BEGIN Records for this task
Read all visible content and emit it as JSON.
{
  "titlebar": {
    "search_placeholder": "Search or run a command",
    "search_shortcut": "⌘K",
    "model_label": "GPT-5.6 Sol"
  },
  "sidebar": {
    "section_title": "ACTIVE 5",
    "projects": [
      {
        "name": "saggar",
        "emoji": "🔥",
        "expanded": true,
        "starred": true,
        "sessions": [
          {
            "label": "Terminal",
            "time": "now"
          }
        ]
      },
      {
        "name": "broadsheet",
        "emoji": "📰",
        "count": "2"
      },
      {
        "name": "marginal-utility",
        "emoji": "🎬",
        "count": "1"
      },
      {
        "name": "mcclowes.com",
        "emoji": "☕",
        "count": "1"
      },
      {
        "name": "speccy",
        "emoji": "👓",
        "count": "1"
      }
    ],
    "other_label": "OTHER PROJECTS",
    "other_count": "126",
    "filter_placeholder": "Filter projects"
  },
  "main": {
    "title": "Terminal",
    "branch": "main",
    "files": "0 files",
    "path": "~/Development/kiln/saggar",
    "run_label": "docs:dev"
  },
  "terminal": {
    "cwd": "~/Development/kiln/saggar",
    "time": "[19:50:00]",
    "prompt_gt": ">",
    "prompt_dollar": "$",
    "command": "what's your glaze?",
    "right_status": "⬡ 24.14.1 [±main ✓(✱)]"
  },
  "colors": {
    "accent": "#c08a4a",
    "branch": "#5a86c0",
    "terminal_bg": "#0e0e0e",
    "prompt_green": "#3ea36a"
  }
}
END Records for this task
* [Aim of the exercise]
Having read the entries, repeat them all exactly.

* [Task answer]
Read all visible content and emit it as JSON.
{
  "titlebar": {
    "search_placeholder": "Search or run a command",
    "search_shortcut": "⌘K",
    "model_label": "GPT-5.6 Sol"
  },
  "sidebar": {
    "section_title": "ACTIVE 5",
    "projects": [
      {
        "name": "saggar",
        "emoji": "🔥",
        "expanded": true,
        "starred": true,
        "sessions": [
          {
            "label": "Terminal",
            "time": "now"
          }
        ]
      },
      {
        "name": "broadsheet",
        "emoji": "📰",
        "count": "2"
      },
      {
        "name": "marginal-utility",
        "emoji": "🎬",
        "count": "1"
      },
      {
        "name": "mcclowes.com",
        "emoji": "☕",
        "count": "1"
      },
      {
        "name": "speccy",
        "emoji": "👓",
        "count": "1"
      }
    ],
    "other_label": "OTHER PROJECTS",
    "other_count": "126",
    "filter_placeholder": "Filter projects"
  },
  "main": {
    "title": "Terminal",
    "branch": "main",
    "files": "0 files",
    "path": "~/Development/kiln/saggar",
    "run_label": "docs:dev"
  },
  "terminal": {
    "cwd": "~/Development/kiln/saggar",
    "time": "[19:50:00]",
    "prompt_gt": ">",
    "prompt_dollar": "$",
    "command": "what's your glaze?",
    "right_status": "⬡ 24.14.1 [±main ✓(✱)]"
  },
  "colors": {
    "accent": "#c08a4a",
    "branch": "#5a86c0",
    "terminal_bg": "#0e0e0e",
    "prompt_green": "#3ea36a"
  }
}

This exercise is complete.